(TRENTON) – Legislation sponsored by L. Grace Spencer (D-Essex), Dan Benson (D-Mercer/Middlesex) and Elizabeth Muoio (D-Mercer/Hunterdon) that consolidates and toughens current laws dealing with the endangerment of other persons received final legislative approval Thursday and now heads to the governor’s desk.
The bill was prompted by the case of Parker Drake, a Howell teen with autism who was coaxed into jumping off the Manasquan jetty and into the freezing waters by another two men back in February. The two men were not charged after local law enforcement said there were no criminal statutes that applied. Parker’s mother eventually filed a complaint against them for disorderly conduct.
Under current law, reckless endangerment is a crime of the fourth degree and endangering the welfare of an incompetent person is a disorderly persons offense. This bill (A-4531) creates more comprehensive criminal offenses involving endangering another person to replace these statutes.
“If not for the tenacity of this young man’s mother, the two men who targeted her son would have gone unpunished for their actions. We cannot have situations where individuals who endanger the lives of others get to walk away without the slightest punishment because of what amounts to a technicality,” said Spencer. “This bill provides a more comprehensive approach to our endangerment laws to help ensure that scenarios like the one faced by the Drake family do not happen again.”
“Whether intentional or not, putting someone’s well-being at risk is irresponsible and dangerous,” said Benson. “In this day and age when people will put themselves and others in precarious situations just so they can post it online, adding these criminal offenses ensures those who endanger others are held liable for their actions.”
“There is no deterring this behavior if an individual can put another person’s life at risk with no consequences,” said Muoio. “This behavior is especially troublesome when the victim is targeted because of a disability. Putting someone in danger for the fun of it is no laughing matter. This bill ensures that these types of crimes don’t go unpunished and that victims get the justice they deserve.”

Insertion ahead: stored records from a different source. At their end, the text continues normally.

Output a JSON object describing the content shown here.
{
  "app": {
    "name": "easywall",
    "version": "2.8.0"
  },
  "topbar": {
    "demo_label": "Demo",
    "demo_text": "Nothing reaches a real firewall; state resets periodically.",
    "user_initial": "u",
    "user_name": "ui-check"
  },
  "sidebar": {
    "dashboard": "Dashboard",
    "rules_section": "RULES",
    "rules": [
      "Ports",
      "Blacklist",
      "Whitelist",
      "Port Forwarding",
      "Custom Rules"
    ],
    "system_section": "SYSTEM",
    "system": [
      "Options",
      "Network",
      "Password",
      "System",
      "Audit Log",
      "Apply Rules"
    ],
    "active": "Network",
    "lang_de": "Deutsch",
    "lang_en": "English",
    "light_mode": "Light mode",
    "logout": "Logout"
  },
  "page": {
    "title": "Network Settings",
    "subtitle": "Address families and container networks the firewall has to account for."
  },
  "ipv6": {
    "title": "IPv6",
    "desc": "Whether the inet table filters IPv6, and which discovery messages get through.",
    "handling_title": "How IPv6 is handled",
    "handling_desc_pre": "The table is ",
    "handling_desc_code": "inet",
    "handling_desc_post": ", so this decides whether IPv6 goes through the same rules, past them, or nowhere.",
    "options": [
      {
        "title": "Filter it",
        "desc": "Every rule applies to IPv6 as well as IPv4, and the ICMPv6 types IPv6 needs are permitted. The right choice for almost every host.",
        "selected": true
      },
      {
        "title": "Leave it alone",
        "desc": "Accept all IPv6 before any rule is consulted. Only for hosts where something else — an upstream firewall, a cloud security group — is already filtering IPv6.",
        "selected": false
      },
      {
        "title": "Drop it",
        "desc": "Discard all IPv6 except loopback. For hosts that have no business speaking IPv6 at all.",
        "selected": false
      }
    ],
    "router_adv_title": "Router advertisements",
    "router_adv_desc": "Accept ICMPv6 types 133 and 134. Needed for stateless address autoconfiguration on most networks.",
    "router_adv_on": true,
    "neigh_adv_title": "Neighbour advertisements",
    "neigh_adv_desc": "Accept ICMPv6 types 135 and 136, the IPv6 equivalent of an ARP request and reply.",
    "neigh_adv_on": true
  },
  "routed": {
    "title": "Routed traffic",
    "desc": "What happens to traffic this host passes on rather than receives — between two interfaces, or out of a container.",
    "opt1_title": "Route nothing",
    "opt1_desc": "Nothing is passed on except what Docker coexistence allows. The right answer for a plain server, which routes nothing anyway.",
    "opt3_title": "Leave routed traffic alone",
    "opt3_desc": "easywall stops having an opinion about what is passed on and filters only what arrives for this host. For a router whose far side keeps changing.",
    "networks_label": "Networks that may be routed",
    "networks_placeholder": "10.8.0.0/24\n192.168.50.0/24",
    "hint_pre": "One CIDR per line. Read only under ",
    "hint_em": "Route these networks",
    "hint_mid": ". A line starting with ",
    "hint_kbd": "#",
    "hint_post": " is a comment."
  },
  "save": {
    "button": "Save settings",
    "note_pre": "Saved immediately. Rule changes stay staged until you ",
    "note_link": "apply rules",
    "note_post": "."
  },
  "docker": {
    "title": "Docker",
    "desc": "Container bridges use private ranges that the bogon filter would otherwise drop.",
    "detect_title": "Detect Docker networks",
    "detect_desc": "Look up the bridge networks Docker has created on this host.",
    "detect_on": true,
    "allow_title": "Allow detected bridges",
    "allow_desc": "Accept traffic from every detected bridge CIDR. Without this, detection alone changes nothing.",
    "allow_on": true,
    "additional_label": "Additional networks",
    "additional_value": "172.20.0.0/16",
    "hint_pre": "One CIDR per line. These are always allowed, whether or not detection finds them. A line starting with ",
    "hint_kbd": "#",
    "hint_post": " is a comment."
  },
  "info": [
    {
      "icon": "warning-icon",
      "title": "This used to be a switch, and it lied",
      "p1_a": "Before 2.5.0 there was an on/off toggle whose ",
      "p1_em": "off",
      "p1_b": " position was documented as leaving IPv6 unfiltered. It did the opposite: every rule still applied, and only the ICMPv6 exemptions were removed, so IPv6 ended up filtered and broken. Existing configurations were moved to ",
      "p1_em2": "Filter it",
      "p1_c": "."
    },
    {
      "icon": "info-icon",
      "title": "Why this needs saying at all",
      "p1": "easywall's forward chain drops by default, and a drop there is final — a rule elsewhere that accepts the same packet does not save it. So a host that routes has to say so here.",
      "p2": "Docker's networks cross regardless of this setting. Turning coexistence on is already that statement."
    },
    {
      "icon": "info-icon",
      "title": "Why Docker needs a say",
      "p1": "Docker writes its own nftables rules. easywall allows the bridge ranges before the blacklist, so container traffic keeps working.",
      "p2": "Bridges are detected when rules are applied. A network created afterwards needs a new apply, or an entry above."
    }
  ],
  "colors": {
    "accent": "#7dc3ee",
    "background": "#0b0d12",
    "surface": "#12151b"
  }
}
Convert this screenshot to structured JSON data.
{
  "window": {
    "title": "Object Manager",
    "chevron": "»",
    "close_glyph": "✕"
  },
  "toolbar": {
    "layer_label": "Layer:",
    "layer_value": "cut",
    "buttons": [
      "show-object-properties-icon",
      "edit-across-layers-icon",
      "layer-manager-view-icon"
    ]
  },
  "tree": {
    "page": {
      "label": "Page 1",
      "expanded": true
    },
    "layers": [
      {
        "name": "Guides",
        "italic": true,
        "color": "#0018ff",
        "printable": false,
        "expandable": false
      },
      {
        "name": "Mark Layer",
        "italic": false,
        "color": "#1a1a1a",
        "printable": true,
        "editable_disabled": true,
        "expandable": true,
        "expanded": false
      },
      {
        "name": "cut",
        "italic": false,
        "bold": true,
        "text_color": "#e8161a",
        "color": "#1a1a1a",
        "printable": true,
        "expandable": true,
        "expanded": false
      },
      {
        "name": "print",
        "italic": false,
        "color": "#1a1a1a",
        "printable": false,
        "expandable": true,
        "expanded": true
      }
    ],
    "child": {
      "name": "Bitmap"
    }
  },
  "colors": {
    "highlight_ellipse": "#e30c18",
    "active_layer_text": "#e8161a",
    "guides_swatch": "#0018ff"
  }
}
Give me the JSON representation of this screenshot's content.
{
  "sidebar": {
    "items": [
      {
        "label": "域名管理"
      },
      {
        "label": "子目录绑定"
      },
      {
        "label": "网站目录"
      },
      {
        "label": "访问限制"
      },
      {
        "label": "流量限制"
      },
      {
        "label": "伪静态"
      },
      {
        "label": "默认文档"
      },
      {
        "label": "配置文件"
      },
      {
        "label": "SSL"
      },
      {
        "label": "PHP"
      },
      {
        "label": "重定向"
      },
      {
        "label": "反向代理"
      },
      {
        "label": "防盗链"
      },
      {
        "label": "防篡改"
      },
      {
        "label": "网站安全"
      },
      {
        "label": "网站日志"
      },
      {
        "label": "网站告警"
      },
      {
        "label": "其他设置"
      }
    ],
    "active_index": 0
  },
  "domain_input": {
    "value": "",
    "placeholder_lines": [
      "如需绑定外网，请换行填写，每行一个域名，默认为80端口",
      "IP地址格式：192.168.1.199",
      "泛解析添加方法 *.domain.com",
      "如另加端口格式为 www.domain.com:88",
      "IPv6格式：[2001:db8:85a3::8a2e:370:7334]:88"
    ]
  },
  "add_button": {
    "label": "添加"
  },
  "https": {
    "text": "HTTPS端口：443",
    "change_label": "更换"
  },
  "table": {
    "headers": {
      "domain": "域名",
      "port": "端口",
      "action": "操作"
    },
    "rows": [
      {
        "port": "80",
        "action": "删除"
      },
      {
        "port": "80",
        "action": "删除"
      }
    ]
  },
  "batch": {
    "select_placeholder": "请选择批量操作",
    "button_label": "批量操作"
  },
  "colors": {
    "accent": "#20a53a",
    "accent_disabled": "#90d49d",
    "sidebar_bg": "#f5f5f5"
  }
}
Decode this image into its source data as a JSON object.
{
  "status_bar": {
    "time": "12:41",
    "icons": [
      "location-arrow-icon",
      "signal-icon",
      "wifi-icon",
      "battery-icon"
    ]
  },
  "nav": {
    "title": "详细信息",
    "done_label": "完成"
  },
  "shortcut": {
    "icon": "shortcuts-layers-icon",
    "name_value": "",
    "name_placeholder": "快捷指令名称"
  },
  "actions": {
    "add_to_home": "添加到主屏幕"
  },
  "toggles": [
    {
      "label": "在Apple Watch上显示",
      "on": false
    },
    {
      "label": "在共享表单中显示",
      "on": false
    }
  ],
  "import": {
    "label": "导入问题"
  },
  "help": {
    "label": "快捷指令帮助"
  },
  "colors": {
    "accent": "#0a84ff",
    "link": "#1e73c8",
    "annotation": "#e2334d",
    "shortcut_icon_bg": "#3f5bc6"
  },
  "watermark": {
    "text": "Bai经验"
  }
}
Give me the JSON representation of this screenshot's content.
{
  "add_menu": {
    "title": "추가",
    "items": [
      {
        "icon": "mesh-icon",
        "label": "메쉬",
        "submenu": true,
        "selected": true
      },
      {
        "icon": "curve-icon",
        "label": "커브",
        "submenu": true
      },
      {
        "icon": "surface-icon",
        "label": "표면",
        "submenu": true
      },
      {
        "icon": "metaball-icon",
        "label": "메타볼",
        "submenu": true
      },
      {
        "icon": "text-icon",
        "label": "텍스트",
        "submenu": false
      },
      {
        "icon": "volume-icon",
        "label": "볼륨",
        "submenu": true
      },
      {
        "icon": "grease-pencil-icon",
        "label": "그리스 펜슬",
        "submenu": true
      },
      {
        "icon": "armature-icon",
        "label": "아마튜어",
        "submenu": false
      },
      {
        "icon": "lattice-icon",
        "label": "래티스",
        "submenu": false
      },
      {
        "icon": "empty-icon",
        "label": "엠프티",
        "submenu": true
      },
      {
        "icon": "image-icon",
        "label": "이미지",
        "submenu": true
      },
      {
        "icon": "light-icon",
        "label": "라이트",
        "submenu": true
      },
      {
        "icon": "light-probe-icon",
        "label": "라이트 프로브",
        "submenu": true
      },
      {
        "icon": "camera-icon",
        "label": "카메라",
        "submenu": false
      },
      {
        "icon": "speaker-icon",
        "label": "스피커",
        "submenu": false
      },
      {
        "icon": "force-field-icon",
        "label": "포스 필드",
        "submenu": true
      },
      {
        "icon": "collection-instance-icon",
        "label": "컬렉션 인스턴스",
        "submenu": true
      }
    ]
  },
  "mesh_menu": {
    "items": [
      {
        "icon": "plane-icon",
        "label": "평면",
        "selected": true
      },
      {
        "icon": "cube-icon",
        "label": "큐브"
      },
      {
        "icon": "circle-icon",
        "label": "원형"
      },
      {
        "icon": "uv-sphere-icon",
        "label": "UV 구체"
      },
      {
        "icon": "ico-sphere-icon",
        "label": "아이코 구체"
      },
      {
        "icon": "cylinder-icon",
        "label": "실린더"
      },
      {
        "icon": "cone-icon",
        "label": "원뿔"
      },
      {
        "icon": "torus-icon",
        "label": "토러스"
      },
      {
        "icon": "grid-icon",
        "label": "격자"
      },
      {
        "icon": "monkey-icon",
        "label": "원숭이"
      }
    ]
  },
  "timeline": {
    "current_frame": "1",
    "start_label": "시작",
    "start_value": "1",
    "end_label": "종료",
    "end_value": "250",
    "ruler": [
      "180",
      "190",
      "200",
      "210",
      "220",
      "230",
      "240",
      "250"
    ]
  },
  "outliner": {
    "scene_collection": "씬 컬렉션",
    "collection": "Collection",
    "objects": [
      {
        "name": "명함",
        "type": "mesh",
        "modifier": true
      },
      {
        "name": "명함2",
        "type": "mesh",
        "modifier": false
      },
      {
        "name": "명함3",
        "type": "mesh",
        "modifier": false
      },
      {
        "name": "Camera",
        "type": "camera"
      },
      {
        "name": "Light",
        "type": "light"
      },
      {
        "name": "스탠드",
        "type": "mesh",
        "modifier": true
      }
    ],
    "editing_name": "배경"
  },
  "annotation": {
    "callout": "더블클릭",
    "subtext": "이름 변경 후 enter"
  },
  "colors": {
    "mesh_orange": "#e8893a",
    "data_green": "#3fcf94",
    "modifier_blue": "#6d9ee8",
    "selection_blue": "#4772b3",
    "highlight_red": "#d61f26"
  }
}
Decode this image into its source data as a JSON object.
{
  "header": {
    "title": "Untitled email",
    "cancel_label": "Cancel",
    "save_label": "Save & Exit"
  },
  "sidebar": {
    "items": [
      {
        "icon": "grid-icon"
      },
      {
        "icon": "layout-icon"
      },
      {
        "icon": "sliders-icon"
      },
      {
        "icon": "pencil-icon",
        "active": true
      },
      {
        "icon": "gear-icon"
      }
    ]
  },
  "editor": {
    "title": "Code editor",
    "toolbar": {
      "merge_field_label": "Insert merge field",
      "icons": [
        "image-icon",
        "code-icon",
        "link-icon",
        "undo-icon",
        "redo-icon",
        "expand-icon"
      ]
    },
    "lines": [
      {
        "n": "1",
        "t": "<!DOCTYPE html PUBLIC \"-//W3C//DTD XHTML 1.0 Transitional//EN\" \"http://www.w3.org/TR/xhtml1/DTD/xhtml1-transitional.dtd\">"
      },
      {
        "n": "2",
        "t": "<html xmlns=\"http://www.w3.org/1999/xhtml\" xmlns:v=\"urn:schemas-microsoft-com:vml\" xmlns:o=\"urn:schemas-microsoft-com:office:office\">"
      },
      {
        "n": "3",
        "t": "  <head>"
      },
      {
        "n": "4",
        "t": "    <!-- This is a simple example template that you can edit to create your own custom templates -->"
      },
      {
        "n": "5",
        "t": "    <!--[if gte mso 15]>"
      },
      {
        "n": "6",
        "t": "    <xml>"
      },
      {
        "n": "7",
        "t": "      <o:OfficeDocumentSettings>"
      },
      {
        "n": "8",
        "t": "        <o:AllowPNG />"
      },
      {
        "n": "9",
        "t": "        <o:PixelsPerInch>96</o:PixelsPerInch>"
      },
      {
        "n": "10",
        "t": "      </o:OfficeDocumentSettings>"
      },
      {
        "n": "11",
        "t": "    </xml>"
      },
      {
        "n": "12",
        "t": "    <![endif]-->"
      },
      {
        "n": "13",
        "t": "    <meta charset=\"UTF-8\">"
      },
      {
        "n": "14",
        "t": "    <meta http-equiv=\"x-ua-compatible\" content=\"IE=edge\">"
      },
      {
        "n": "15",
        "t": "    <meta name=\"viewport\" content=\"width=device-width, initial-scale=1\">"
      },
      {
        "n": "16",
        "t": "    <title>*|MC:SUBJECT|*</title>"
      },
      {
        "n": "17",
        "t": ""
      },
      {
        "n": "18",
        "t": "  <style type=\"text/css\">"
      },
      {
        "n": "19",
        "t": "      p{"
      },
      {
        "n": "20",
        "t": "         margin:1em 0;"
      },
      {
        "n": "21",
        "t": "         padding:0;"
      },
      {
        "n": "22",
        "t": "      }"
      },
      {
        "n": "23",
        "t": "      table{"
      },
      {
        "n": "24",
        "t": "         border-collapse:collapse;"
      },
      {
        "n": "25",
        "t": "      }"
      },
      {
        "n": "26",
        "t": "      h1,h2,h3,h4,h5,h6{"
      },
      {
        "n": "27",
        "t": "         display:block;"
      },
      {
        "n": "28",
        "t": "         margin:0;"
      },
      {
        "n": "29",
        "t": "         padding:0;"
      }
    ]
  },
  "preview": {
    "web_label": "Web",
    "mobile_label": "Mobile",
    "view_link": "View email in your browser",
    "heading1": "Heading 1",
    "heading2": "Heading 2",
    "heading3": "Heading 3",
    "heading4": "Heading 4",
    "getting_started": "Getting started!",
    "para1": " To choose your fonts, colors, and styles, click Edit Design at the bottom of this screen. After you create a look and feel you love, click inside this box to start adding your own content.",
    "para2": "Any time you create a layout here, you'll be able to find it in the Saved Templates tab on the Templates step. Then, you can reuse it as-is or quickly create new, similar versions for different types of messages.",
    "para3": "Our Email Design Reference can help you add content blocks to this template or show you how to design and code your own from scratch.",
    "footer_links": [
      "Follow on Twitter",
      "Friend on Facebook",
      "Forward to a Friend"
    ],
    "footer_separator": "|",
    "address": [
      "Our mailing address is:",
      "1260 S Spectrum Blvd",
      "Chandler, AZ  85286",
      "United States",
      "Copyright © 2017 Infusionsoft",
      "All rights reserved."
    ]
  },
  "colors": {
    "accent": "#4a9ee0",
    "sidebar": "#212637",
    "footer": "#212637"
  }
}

Under the bill, it would be a disorderly persons offense to recklessly engage in conduct that creates a substantial risk of bodily injury to another person; a fourth degree crime to knowingly engage in conduct that creates a substantial risk of serious bodily injury to another person; and a third degree crime to knowingly engage in conduct that creates a substantial risk of death to another person. The bill upgrades the offense if the victim has a developmental disability.
Under the bill, it would be a crime of the fourth degree to recklessly engage in conduct which creates a substantial risk of bodily injury to a person with a developmental disability; a third degree crime to knowingly engage in conduct that creates a substantial risk of serious bodily injury to a person with a developmental disability; and a second degree crime to knowingly engage in conduct that creates a substantial risk of death to a person with a developmental disability.
The bill defines developmental disability as “a severe, chronic disability of a person which”:
- is attributable to a mental or physical impairment or combination of mental or physical impairments;
- is manifest before age 22;
- is likely to continue indefinitely;
- results in substantial functional limitations in three or more of the following areas of major life activity, that is, self-care, receptive and expressive language, learning, mobility, self-direction and capacity for independent living or economic self-sufficiency; and
- reflects the need for a combination and sequence of special inter-disciplinary or generic care, treatment or other services which are of lifelong or extended duration and are individually planned and coordinated. Developmental disability includes, but is not limited to severe disabilities attributable to, an intellectual disability, autism, cerebral palsy, epilepsy, spina bifida and other neurological impairments where the above criteria are met.”
The bill repeals N.J.S.2C:12-2, Reckless Endangerment, and N.J.S.2C:24-7, Endangering the Welfare of an Incompetent Person, as these statutes would be encompassed in the provisions of the bill’s new criminal offenses.
The bill’s provisions apply to all offenses committed on or after the effective date of the act. Pursuant to R.S.1:1-15 and N.J.S.2C:1-1, any offenses committed prior to the effective date of the act would be prosecuted under the prior law, which shall be continued in effect for that purpose.
The bill was approved 65-1 by the Assembly, and 34-0 by the Senate in July.